SOLITARY CONFINEMENT BREACHES ARTICLE 7 OF ICCPR
Under the Queensland Government’s anti-bikie laws, the Department of Corrective Services are directed to imprison members or associates of bike groups in particularly harsh and unprecedented ways. Some have described the conditions as being similar to Guantanamo Bay.
Any person sentenced to a term of imprisonment found to be identified participants in a criminal organisation are to be imprisoned at Woodford Correctional Centre in the “restricted management unit”, unless there are compelling reasons otherwise. All such persons are subject to a very strict management regime including:
1. Out of cell time restricted to at least 2 daylight hours a day;
2. No visits from other CMG members or affiliates which includes family members;
3. Only 1 hour of non-contact personal visit with family members per week;
4. The wearing of the CMG prisoner uniform (pink wonesies);
5. No TV’s in cells;
6. No access to gym or the oval;
7. Restricted minimum prisoner property;
8. Restricted phone calls;
9. Heavy restriction of phone calls and any letters.
Solitary confinement is the most disturbing of the conditions. The significant mental health harm arising from solitary confinement has been well documented over many years.
Last week, The Honourable Justice Peter Applegarth delivered a series of three decisions involving sentence proceedings for contempt of the Crime and Misconduct Commission. See this link for the Judgments. In each case, a member or an associate of an outlaw motorcycle group refused to answer questions under compulsion at the Crime and Misconduct Commission. The reasons for the refusal were unclear but it was accepted by His Honour that fear of retribution was probably a significant factor in the decision not to give evidence.

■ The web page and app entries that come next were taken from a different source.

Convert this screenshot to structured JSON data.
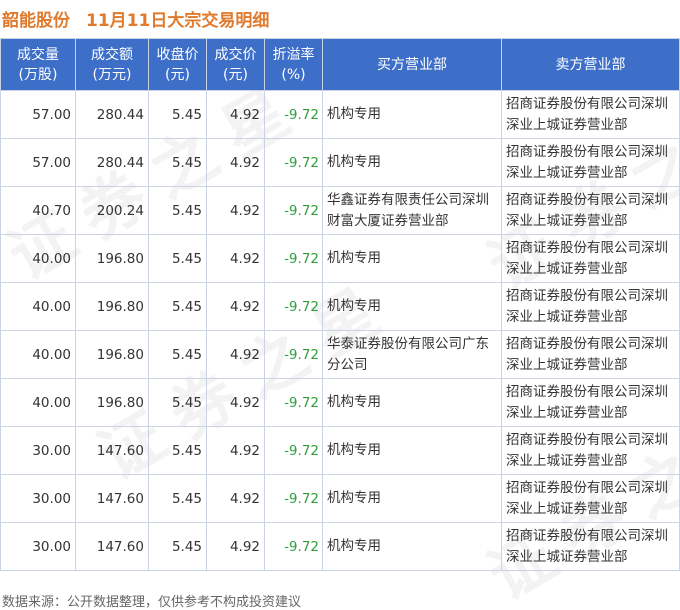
{
  "title": {
    "stock_name": "韶能股份",
    "subtitle": "11月11日大宗交易明细"
  },
  "headers": [
    [
      "成交量",
      "(万股)"
    ],
    [
      "成交额",
      "(万元)"
    ],
    [
      "收盘价",
      "(元)"
    ],
    [
      "成交价",
      "(元)"
    ],
    [
      "折溢率",
      "(%)"
    ],
    [
      "买方营业部"
    ],
    [
      "卖方营业部"
    ]
  ],
  "rows": [
    {
      "volume": "57.00",
      "amount": "280.44",
      "close": "5.45",
      "price": "4.92",
      "rate": "-9.72",
      "buyer": "机构专用",
      "seller": "招商证券股份有限公司深圳深业上城证券营业部"
    },
    {
      "volume": "57.00",
      "amount": "280.44",
      "close": "5.45",
      "price": "4.92",
      "rate": "-9.72",
      "buyer": "机构专用",
      "seller": "招商证券股份有限公司深圳深业上城证券营业部"
    },
    {
      "volume": "40.70",
      "amount": "200.24",
      "close": "5.45",
      "price": "4.92",
      "rate": "-9.72",
      "buyer": "华鑫证券有限责任公司深圳财富大厦证券营业部",
      "seller": "招商证券股份有限公司深圳深业上城证券营业部"
    },
    {
      "volume": "40.00",
      "amount": "196.80",
      "close": "5.45",
      "price": "4.92",
      "rate": "-9.72",
      "buyer": "机构专用",
      "seller": "招商证券股份有限公司深圳深业上城证券营业部"
    },
    {
      "volume": "40.00",
      "amount": "196.80",
      "close": "5.45",
      "price": "4.92",
      "rate": "-9.72",
      "buyer": "机构专用",
      "seller": "招商证券股份有限公司深圳深业上城证券营业部"
    },
    {
      "volume": "40.00",
      "amount": "196.80",
      "close": "5.45",
      "price": "4.92",
      "rate": "-9.72",
      "buyer": "华泰证券股份有限公司广东分公司",
      "seller": "招商证券股份有限公司深圳深业上城证券营业部"
    },
    {
      "volume": "40.00",
      "amount": "196.80",
      "close": "5.45",
      "price": "4.92",
      "rate": "-9.72",
      "buyer": "机构专用",
      "seller": "招商证券股份有限公司深圳深业上城证券营业部"
    },
    {
      "volume": "30.00",
      "amount": "147.60",
      "close": "5.45",
      "price": "4.92",
      "rate": "-9.72",
      "buyer": "机构专用",
      "seller": "招商证券股份有限公司深圳深业上城证券营业部"
    },
    {
      "volume": "30.00",
      "amount": "147.60",
      "close": "5.45",
      "price": "4.92",
      "rate": "-9.72",
      "buyer": "机构专用",
      "seller": "招商证券股份有限公司深圳深业上城证券营业部"
    },
    {
      "volume": "30.00",
      "amount": "147.60",
      "close": "5.45",
      "price": "4.92",
      "rate": "-9.72",
      "buyer": "机构专用",
      "seller": "招商证券股份有限公司深圳深业上城证券营业部"
    }
  ],
  "footer": "数据来源：公开数据整理，仅供参考不构成投资建议",
  "watermark": "证券之星",
  "colors": {
    "header_bg": "#3d6fc9",
    "title": "#e07a2c",
    "negative_rate": "#2e9e3e"
  }
}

In sentencing the three persons, His Honour carefully considered the harsh effects of solitary confinement during the person’s period of imprisonment. In recognising that the period of actual custody would be significantly worse for an identified participant, His Honour reduced the sentence significantly to recognise the adverse health effects of solitary confinement. The United Nations have in fact described solitary confinement as “an extreme prison practice which should only be used as a last resort and then only for a short period of time”. Because of the extent of psychological and physiological damage caused by solitary confinement, it was proper for the period of imprisonment to be reduced in these cases.

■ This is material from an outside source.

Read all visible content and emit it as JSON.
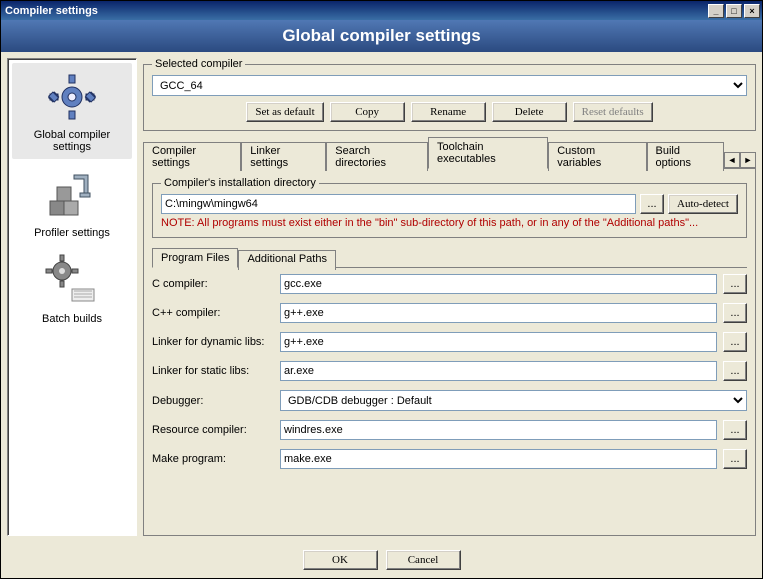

This case and the decision of His Honour highlights the very poor way in which the Queensland Government has introduced anti-bikie legislative reforms. Such reforms have been without evidence based research to establish that the reforms will actually make a difference. If the goal of the Newman government is to reduce crime then surely it would be obvious that placing persons in solitary confinement will do nothing to rehabilitate them and will only worsen their mental health which is often a direct contributing factor to a person engaging in criminal activity. In fact, His Honour recognised that any substantial period of solitary confinement carries a high risk of causing serious psychological damage to the prisoner which will endure after release and further that such injuring consequences carry dangers for members of the community.
The practice of solitary confinement of any prisoner in Queensland should be immediately abolished. It constitutes a breach of Article 7 of the International Covenant for Civil and Political Rights of which Australia is a party. Article 7 serves to protect both the dignity and the physical and mental integrity of an individual. This has been recognised by the office of the High Commissioner for Human Rights in its general comments on Article 7 of the International Covenant for Civil and Political Rights. The protection exists against persons acting in an official capacity.
Solitary confinement is inhumane, degrading and absolutely cruel. As a practising criminal lawyer I have seen first-hand the deterioration in mental health of persons exposed to this treatment. It is appalling and it is so disappointing to see this occurring in a country that prides itself on democratic values and the protection of fundamental rights.